Indiana Republican Sen. Richard Lugar is running for re-election in a state he has not lived in for over 30 years.
Lugar sold his home at 3200 Highwoods Court in Indianapolis shortly after first assuming office in 1977. But due to a loophole in Indiana law, both he and his wife Charlene Lugar are still registered to vote at that address . . .
Richard and Charlene Lugar’s drivers’ licenses, Wright found, say they live at 3200 Highwoods Court even though they have lived in the affluent Washington, D.C. suburb of McLean, Va., for decades. And when Sen. Lugar registered to run for president in 1996, he listed Highwoods Court as his address.
A spokesman for Lugar confirmed to TheDC that he has not owned any property in Indiana since 1977, but said it was still perfectly legal for him to live elsewhere while representing the state.
"He does not have a house in Indiana but that is immaterial to this,” the spokesman said. “This has always been his legal residence in terms of voting and for his driver’s license and everything else.”
“The attorney general for the state of Indiana has made rulings on this in the past,” he said.
Indeed, a 1982 letter to Lugar from then-Indiana Attorney General Linley Pearson said that the senator is not required to actually live in the state he represents because he is acting “on business of this state or of the United States.” According to the Indiana constitution, such persons cannot lose their voting rights in the state.
TheDC was unable to verify Monday evening whether this is also the opinion of Indiana’s current Attorney General, Greg Zoeller, or ascertain how the law applies to Sen. Lugar’s wife.Lugar is unique among Indiana's congressional delegation in his belief that he doesn't have to maintain some type of residence to which he can return in order to vote and maintain his inhabitancy within the state because of some alleged loophole in the law. The U.S. Constitution requires all members of Congress to be inhabitants of their states at the time of their election. Other members of Indiana's congressional delegation at least maintain an apartment in their name at which they can register to vote, obtain a driver's license and register their cars, even if their primary residence is in the nation's capital. The law only protects Lugar from losing his residency in Indiana by living primarily in Washington, a necessity for all members of Congress given the year-round congressional calendar. As I've previously discussed, Lugar has failed the inhabitancy test the last five times he was re-elected to the Senate, and both he and his wife, Charlene, are arguably committing vote fraud by casting votes from an address at which they haven't resided in more than 35 years.
The current occupant of Lugar's home tells the Daily Caller that she was surprised to learn Lugar still claims her home as his residence, but she said it does explain why she still occasionally receives mail addressed to the Lugars.

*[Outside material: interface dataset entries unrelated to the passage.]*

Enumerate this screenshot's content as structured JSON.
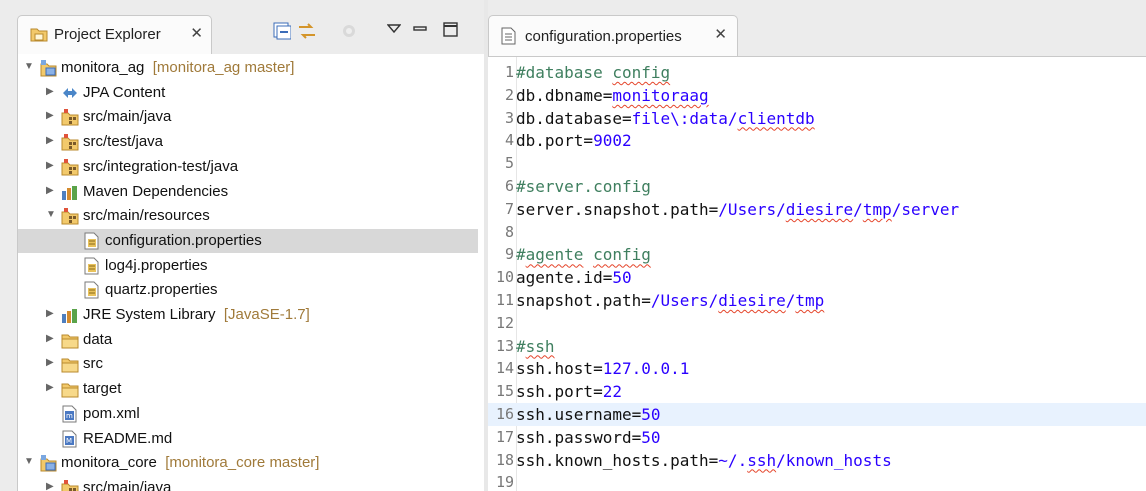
{
  "explorer": {
    "tab_label": "Project Explorer",
    "close_glyph": "✕",
    "toolbar_icons": [
      "collapse-all-icon",
      "link-with-editor-icon",
      "filter-icon",
      "view-menu-icon",
      "minimize-icon",
      "maximize-icon"
    ],
    "rows": [
      {
        "text": "monitora_ag",
        "decoration": "[monitora_ag master]",
        "indent": 0,
        "expanded": true,
        "icon": "project-icon"
      },
      {
        "text": "JPA Content",
        "decoration": "",
        "indent": 1,
        "expanded": false,
        "icon": "jpa-icon"
      },
      {
        "text": "src/main/java",
        "decoration": "",
        "indent": 1,
        "expanded": false,
        "icon": "source-folder-icon"
      },
      {
        "text": "src/test/java",
        "decoration": "",
        "indent": 1,
        "expanded": false,
        "icon": "source-folder-icon"
      },
      {
        "text": "src/integration-test/java",
        "decoration": "",
        "indent": 1,
        "expanded": false,
        "icon": "source-folder-icon"
      },
      {
        "text": "Maven Dependencies",
        "decoration": "",
        "indent": 1,
        "expanded": false,
        "icon": "library-icon"
      },
      {
        "text": "src/main/resources",
        "decoration": "",
        "indent": 1,
        "expanded": true,
        "icon": "source-folder-icon"
      },
      {
        "text": "configuration.properties",
        "decoration": "",
        "indent": 2,
        "selected": true,
        "icon": "properties-file-icon"
      },
      {
        "text": "log4j.properties",
        "decoration": "",
        "indent": 2,
        "icon": "properties-file-icon"
      },
      {
        "text": "quartz.properties",
        "decoration": "",
        "indent": 2,
        "icon": "properties-file-icon"
      },
      {
        "text": "JRE System Library",
        "decoration": "[JavaSE-1.7]",
        "indent": 1,
        "expanded": false,
        "icon": "library-icon"
      },
      {
        "text": "data",
        "decoration": "",
        "indent": 1,
        "expanded": false,
        "icon": "folder-icon"
      },
      {
        "text": "src",
        "decoration": "",
        "indent": 1,
        "expanded": false,
        "icon": "folder-icon"
      },
      {
        "text": "target",
        "decoration": "",
        "indent": 1,
        "expanded": false,
        "icon": "folder-icon"
      },
      {
        "text": "pom.xml",
        "decoration": "",
        "indent": 1,
        "icon": "xml-file-icon"
      },
      {
        "text": "README.md",
        "decoration": "",
        "indent": 1,
        "icon": "markdown-file-icon"
      },
      {
        "text": "monitora_core",
        "decoration": "[monitora_core master]",
        "indent": 0,
        "expanded": true,
        "icon": "project-icon"
      },
      {
        "text": "src/main/java",
        "decoration": "",
        "indent": 1,
        "expanded": false,
        "icon": "source-folder-icon"
      }
    ]
  },
  "editor": {
    "tab_label": "configuration.properties",
    "close_glyph": "✕",
    "highlighted_line": 16,
    "lines": [
      {
        "n": "1",
        "parts": [
          {
            "t": "#database ",
            "c": "cm"
          },
          {
            "t": "config",
            "c": "cm sq"
          }
        ]
      },
      {
        "n": "2",
        "parts": [
          {
            "t": "db.dbname=",
            "c": ""
          },
          {
            "t": "monitoraag",
            "c": "val sq"
          }
        ]
      },
      {
        "n": "3",
        "parts": [
          {
            "t": "db.database=",
            "c": ""
          },
          {
            "t": "file\\:data/",
            "c": "val"
          },
          {
            "t": "clientdb",
            "c": "val sq"
          }
        ]
      },
      {
        "n": "4",
        "parts": [
          {
            "t": "db.port=",
            "c": ""
          },
          {
            "t": "9002",
            "c": "val"
          }
        ]
      },
      {
        "n": "5",
        "parts": []
      },
      {
        "n": "6",
        "parts": [
          {
            "t": "#server.config",
            "c": "cm"
          }
        ]
      },
      {
        "n": "7",
        "parts": [
          {
            "t": "server.snapshot.path=",
            "c": ""
          },
          {
            "t": "/Users/",
            "c": "val"
          },
          {
            "t": "diesire",
            "c": "val sq"
          },
          {
            "t": "/",
            "c": "val"
          },
          {
            "t": "tmp",
            "c": "val sq"
          },
          {
            "t": "/server",
            "c": "val"
          }
        ]
      },
      {
        "n": "8",
        "parts": []
      },
      {
        "n": "9",
        "parts": [
          {
            "t": "#",
            "c": "cm"
          },
          {
            "t": "agente",
            "c": "cm sq"
          },
          {
            "t": " ",
            "c": "cm"
          },
          {
            "t": "config",
            "c": "cm sq"
          }
        ]
      },
      {
        "n": "10",
        "parts": [
          {
            "t": "agente.id=",
            "c": ""
          },
          {
            "t": "50",
            "c": "val"
          }
        ]
      },
      {
        "n": "11",
        "parts": [
          {
            "t": "snapshot.path=",
            "c": ""
          },
          {
            "t": "/Users/",
            "c": "val"
          },
          {
            "t": "diesire",
            "c": "val sq"
          },
          {
            "t": "/",
            "c": "val"
          },
          {
            "t": "tmp",
            "c": "val sq"
          }
        ]
      },
      {
        "n": "12",
        "parts": []
      },
      {
        "n": "13",
        "parts": [
          {
            "t": "#",
            "c": "cm"
          },
          {
            "t": "ssh",
            "c": "cm sq"
          }
        ]
      },
      {
        "n": "14",
        "parts": [
          {
            "t": "ssh.host=",
            "c": ""
          },
          {
            "t": "127.0.0.1",
            "c": "val"
          }
        ]
      },
      {
        "n": "15",
        "parts": [
          {
            "t": "ssh.port=",
            "c": ""
          },
          {
            "t": "22",
            "c": "val"
          }
        ]
      },
      {
        "n": "16",
        "parts": [
          {
            "t": "ssh.username=",
            "c": ""
          },
          {
            "t": "50",
            "c": "val"
          }
        ]
      },
      {
        "n": "17",
        "parts": [
          {
            "t": "ssh.password=",
            "c": ""
          },
          {
            "t": "50",
            "c": "val"
          }
        ]
      },
      {
        "n": "18",
        "parts": [
          {
            "t": "ssh.known_hosts.path=",
            "c": ""
          },
          {
            "t": "~/.",
            "c": "val"
          },
          {
            "t": "ssh",
            "c": "val sq"
          },
          {
            "t": "/known_hosts",
            "c": "val"
          }
        ]
      },
      {
        "n": "19",
        "parts": []
      }
    ]
  },
  "colors": {
    "comment": "#3f7f5f",
    "value": "#2a00ff",
    "selection": "#d8d8d8",
    "current_line": "#e8f2fe",
    "squiggle": "#e5452b",
    "decoration": "#a07a3a"
  }
}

Lugar’s spokesperson dismissed questions about the senator’s residency as old news that is well known to Indiana’s voters. But the news did come as surprise to Betsy Hughes, the current owner of 3200 Highwoods Court, who did not know Lugar was voting from her address until Wright told her.

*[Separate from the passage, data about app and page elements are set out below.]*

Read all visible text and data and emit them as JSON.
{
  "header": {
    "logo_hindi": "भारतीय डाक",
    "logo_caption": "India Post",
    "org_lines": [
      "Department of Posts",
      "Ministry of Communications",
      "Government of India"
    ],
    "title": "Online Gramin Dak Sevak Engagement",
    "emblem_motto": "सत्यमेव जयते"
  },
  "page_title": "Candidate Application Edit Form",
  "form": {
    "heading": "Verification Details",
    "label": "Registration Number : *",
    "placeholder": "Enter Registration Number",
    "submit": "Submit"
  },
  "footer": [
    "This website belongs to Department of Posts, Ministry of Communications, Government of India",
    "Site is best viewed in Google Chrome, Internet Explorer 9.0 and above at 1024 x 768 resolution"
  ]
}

“I knew [Lugar] built it,” Hughes told TheDC. “Every now and then we get his mail, and we couldn’t figure out why after all these years we were still getting his mail every now and then. And now we know why.”
“I was surprised, but I was more surprised that no one seemed that interested,” she added.
Hughes, a Republican who has voted for Lugar in the past, said she doesn’t know whether she will vote for him again in the GOP primary, or if his residency situation will impact her decision.
“If it’s illegal then yeah it will make a difference, but if it’s not then he’s within his rights I guess,” she said.The Daily Caller's story was prompted by a complaint certified fraud examiner Greg Wright filed with the Indiana Election's Division questioning how Lugar and his wife can be registered to vote at a place at which they neither own nor have a possessory interest.
For his part, Wright is concentrating on getting the word out that Lugar no longer lives in Indiana, which he believes to be a genuine scandal.
“It’s just so amazing to me that the elite press has not picked up on this,” Wright said. “It’s just absolutely amazing.”I'm not sure which is the bigger scandal. The fact that Lugar has been getting by with this for more than 35 years, or that the same news reporters who want to publicly hang Charlie White for voting at his ex-wife's home for a few month period prior to his election as the state's secretary of state don't see a story here.